The environmental organisation has filed an appeal in the Environment Court to try to get the council to take a stronger line against marine pests.
Forest & Bird Auckland regional manager Nick Beveridge is concerned that the council’s regional pest plan fails to include requirements for the council to control existing marine pests.
“A proper programme of marine pest control needs to be included, or marine pests could spiral out of control,” says Mr Beveridge.
“Like any pests, they can displace native species, because they compete with native sea life for habitat and food.”
Marine pests can cause environmental and economic harm by eating native and farmed fish and shellfish, fouling boat hulls, spreading diseases, and releasing toxins.
“They pose a really high risk to the sustainability of our fisheries and marine biodiversity,” says Mr Beveridge.
One example of a marine pest posing a serious threat to Auckland beaches is the Australian droplet tunicate. It can smother entire beaches in white or cream-coloured cylindrical tubes that are almost impossible to get rid of once they are established.
This pest has spread quickly in Northland and has been spotted in three parts of Auckland - Mahurangi Harbour, Sandspit and Oakura Bay on Waiheke Island.
The Australian droplet tunicate takes over the habitat of native species and destroys marine farms.
Forest & Bird wants this tunicate and six other marine pests that have already entered New Zealand waters to be targeted by the council in control programmes.
These include Asian paddle crabs, Japanese mantis shrimps, Mediterranean fanworms, styela and pyura sea squirts, and undaria seaweed.
Restrictions on selling these pests should also be imposed, says Mr Beveridge.
The council’s pest management plan doesn’t include strong enough rules to stop new marine pests from becoming established around Auckland’s coastlines, he says.
Many marine pests attach themselves to boats and they can be captured in bilge waters.
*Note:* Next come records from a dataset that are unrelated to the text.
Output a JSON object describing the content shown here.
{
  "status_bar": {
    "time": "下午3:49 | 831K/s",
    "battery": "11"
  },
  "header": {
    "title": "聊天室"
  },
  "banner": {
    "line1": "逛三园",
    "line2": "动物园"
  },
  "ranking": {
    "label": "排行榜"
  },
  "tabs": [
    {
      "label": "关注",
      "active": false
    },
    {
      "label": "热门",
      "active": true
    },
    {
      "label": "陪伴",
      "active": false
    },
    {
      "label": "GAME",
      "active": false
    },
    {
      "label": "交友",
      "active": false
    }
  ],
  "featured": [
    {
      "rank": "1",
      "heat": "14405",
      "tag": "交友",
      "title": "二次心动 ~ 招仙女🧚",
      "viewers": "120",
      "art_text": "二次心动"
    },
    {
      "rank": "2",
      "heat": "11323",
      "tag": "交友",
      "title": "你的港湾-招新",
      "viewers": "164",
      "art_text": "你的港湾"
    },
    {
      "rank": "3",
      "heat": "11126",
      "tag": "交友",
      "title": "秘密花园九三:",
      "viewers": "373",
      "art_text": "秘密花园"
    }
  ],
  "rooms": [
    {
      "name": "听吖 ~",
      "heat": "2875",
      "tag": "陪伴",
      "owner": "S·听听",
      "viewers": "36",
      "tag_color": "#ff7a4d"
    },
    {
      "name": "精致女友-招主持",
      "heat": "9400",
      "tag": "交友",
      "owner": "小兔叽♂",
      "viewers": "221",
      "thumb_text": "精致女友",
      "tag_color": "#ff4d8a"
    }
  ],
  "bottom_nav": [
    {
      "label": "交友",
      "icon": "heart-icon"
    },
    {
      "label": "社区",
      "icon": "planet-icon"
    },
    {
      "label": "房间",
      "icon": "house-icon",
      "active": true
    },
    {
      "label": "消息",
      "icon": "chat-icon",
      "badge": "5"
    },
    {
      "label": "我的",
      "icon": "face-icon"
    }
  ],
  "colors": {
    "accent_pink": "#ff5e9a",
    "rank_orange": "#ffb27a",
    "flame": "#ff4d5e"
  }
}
This means commercial and recreational vessels sailing between regions can easily introduce new marine pests into harbours that were previously free of them.
“We need to do everything we can to prevent new pests from being introduced and to stop them spreading from Auckland to other areas," Mr Beveridge says.
Forest & Bird is calling for the council to require boat owners to clean marine pests from their hulls before entering Auckland waters and before sailing between different parts of Auckland region.
Management plans for marine pests should be required from those carrying out high risk activities, such as dredging, marine farming, commercial fishing, tourism charters, and marine construction, Mr Beveridge says.
Northland Regional Council recently adopted a regional pest and marine pathway management plan with clear guidelines to stop new marine pests and prevent the spread of existing pests, he says.
“We want Auckland to get on board and offer the same level of control for marine pests as Northland."
Forest & Bird has also joined an appeal by Keith Salmon from Le Roys Bush and Little Shoal Bay Reserves Charitable Trust against Auckland Council’s pest management plan.
This appeal calls for the council to take a tougher stance on weed control.
Mr Salmon says landowners throughout Auckland should be required to eradicate highly invasive weeds, such as moth plant, woolly nightshade and climbing asparagus. The council should impose fines on landowners who fail to comply with requirements to remove pest plants, he says.
Mr Salmon’s appeal asks the council to include several parks in its weed control programmes that have been left out.
For further comment, contact Nick Beveridge on 09 302 3901 or email email@example.com.